• Assigned task: Return each line of the entries that holds the string "의미합니다".

• Input records:
= Beginning of Section =

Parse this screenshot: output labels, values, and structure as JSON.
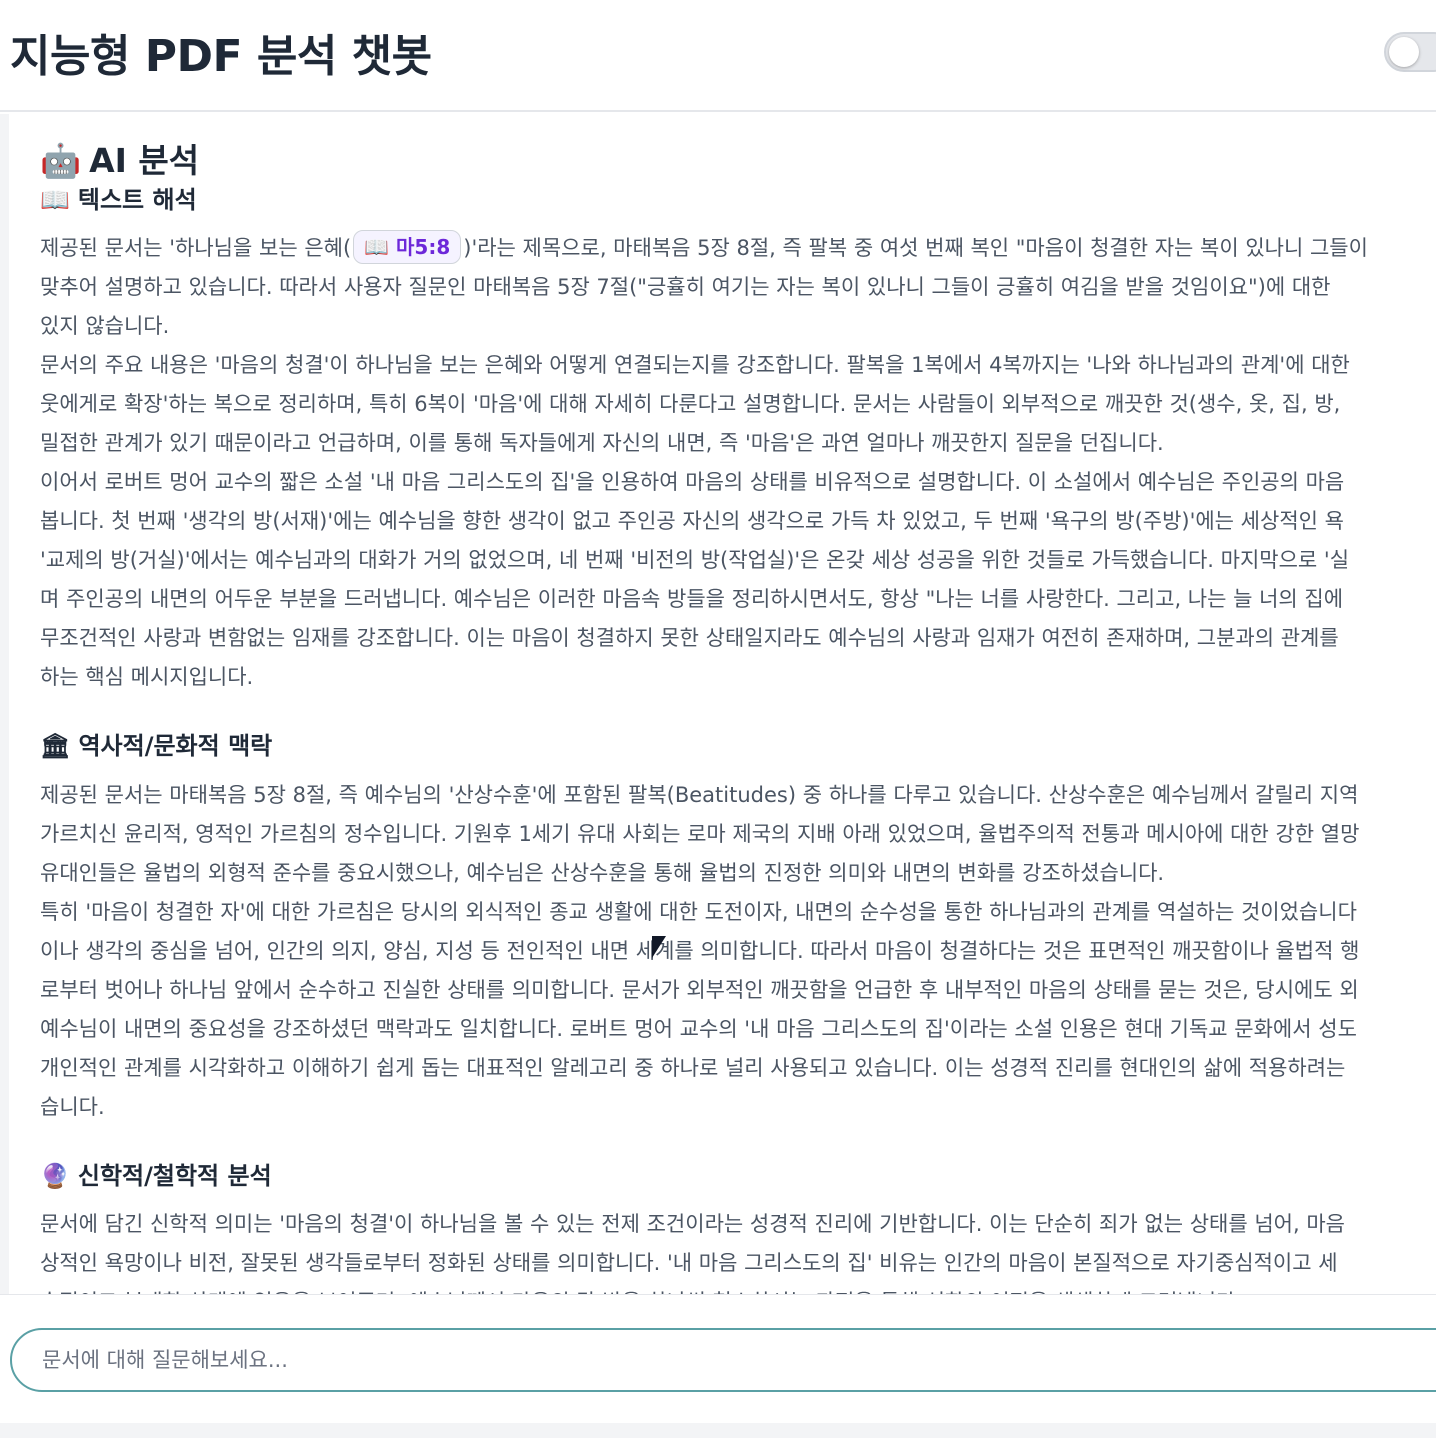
{
  "header": {
    "title": "지능형 PDF 분석 챗봇",
    "toggle_on": false
  },
  "panel": {
    "icon": "🤖",
    "title": "AI 분석"
  },
  "sections": [
    {
      "icon": "📖",
      "heading": "텍스트 해석",
      "lines": [
        {
          "before": "제공된 문서는 '하나님을 보는 은혜(",
          "chip_icon": "📖",
          "chip": "마5:8",
          "after": ")'라는 제목으로, 마태복음 5장 8절, 즉 팔복 중 여섯 번째 복인 \"마음이 청결한 자는 복이 있나니 그들이"
        },
        {
          "text": "맞추어 설명하고 있습니다. 따라서 사용자 질문인 마태복음 5장 7절(\"긍휼히 여기는 자는 복이 있나니 그들이 긍휼히 여김을 받을 것임이요\")에 대한"
        },
        {
          "text": "있지 않습니다."
        },
        {
          "text": "문서의 주요 내용은 '마음의 청결'이 하나님을 보는 은혜와 어떻게 연결되는지를 강조합니다. 팔복을 1복에서 4복까지는 '나와 하나님과의 관계'에 대한"
        },
        {
          "text": "웃에게로 확장'하는 복으로 정리하며, 특히 6복이 '마음'에 대해 자세히 다룬다고 설명합니다. 문서는 사람들이 외부적으로 깨끗한 것(생수, 옷, 집, 방,"
        },
        {
          "text": "밀접한 관계가 있기 때문이라고 언급하며, 이를 통해 독자들에게 자신의 내면, 즉 '마음'은 과연 얼마나 깨끗한지 질문을 던집니다."
        },
        {
          "text": "이어서 로버트 멍어 교수의 짧은 소설 '내 마음 그리스도의 집'을 인용하여 마음의 상태를 비유적으로 설명합니다. 이 소설에서 예수님은 주인공의 마음"
        },
        {
          "text": "봅니다. 첫 번째 '생각의 방(서재)'에는 예수님을 향한 생각이 없고 주인공 자신의 생각으로 가득 차 있었고, 두 번째 '욕구의 방(주방)'에는 세상적인 욕"
        },
        {
          "text": "'교제의 방(거실)'에서는 예수님과의 대화가 거의 없었으며, 네 번째 '비전의 방(작업실)'은 온갖 세상 성공을 위한 것들로 가득했습니다. 마지막으로 '실"
        },
        {
          "text": "며 주인공의 내면의 어두운 부분을 드러냅니다. 예수님은 이러한 마음속 방들을 정리하시면서도, 항상 \"나는 너를 사랑한다. 그리고, 나는 늘 너의 집에"
        },
        {
          "text": "무조건적인 사랑과 변함없는 임재를 강조합니다. 이는 마음이 청결하지 못한 상태일지라도 예수님의 사랑과 임재가 여전히 존재하며, 그분과의 관계를"
        },
        {
          "text": "하는 핵심 메시지입니다."
        }
      ]
    },
    {
      "icon": "🏛",
      "heading": "역사적/문화적 맥락",
      "lines": [
        {
          "text": "제공된 문서는 마태복음 5장 8절, 즉 예수님의 '산상수훈'에 포함된 팔복(Beatitudes) 중 하나를 다루고 있습니다. 산상수훈은 예수님께서 갈릴리 지역"
        },
        {
          "text": "가르치신 윤리적, 영적인 가르침의 정수입니다. 기원후 1세기 유대 사회는 로마 제국의 지배 아래 있었으며, 율법주의적 전통과 메시아에 대한 강한 열망"
        },
        {
          "text": "유대인들은 율법의 외형적 준수를 중요시했으나, 예수님은 산상수훈을 통해 율법의 진정한 의미와 내면의 변화를 강조하셨습니다."
        },
        {
          "text": "특히 '마음이 청결한 자'에 대한 가르침은 당시의 외식적인 종교 생활에 대한 도전이자, 내면의 순수성을 통한 하나님과의 관계를 역설하는 것이었습니다"
        },
        {
          "text": "이나 생각의 중심을 넘어, 인간의 의지, 양심, 지성 등 전인적인 내면 세계를 의미합니다. 따라서 마음이 청결하다는 것은 표면적인 깨끗함이나 율법적 행"
        },
        {
          "text": "로부터 벗어나 하나님 앞에서 순수하고 진실한 상태를 의미합니다. 문서가 외부적인 깨끗함을 언급한 후 내부적인 마음의 상태를 묻는 것은, 당시에도 외"
        },
        {
          "text": "예수님이 내면의 중요성을 강조하셨던 맥락과도 일치합니다. 로버트 멍어 교수의 '내 마음 그리스도의 집'이라는 소설 인용은 현대 기독교 문화에서 성도"
        },
        {
          "text": "개인적인 관계를 시각화하고 이해하기 쉽게 돕는 대표적인 알레고리 중 하나로 널리 사용되고 있습니다. 이는 성경적 진리를 현대인의 삶에 적용하려는"
        },
        {
          "text": "습니다."
        }
      ]
    },
    {
      "icon": "🔮",
      "heading": "신학적/철학적 분석",
      "lines": [
        {
          "text": "문서에 담긴 신학적 의미는 '마음의 청결'이 하나님을 볼 수 있는 전제 조건이라는 성경적 진리에 기반합니다. 이는 단순히 죄가 없는 상태를 넘어, 마음"
        },
        {
          "text": "상적인 욕망이나 비전, 잘못된 생각들로부터 정화된 상태를 의미합니다. '내 마음 그리스도의 집' 비유는 인간의 마음이 본질적으로 자기중심적이고 세"
        },
        {
          "text": "속적이고 부패한 상태에 있음을 보여주며, 예수님께서 마음의 각 방을 하나씩 청소하시는 과정을 통해 성화의 여정을 생생하게 그려냅니다."
        }
      ]
    }
  ],
  "chat": {
    "placeholder": "문서에 대해 질문해보세요...",
    "value": ""
  }
}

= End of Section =

• Exercise solution:
          "text": "이나 생각의 중심을 넘어, 인간의 의지, 양심, 지성 등 전인적인 내면 세계를 의미합니다. 따라서 마음이 청결하다는 것은 표면적인 깨끗함이나 율법적 행"
          "text": "로부터 벗어나 하나님 앞에서 순수하고 진실한 상태를 의미합니다. 문서가 외부적인 깨끗함을 언급한 후 내부적인 마음의 상태를 묻는 것은, 당시에도 외"
          "text": "상적인 욕망이나 비전, 잘못된 생각들로부터 정화된 상태를 의미합니다. '내 마음 그리스도의 집' 비유는 인간의 마음이 본질적으로 자기중심적이고 세"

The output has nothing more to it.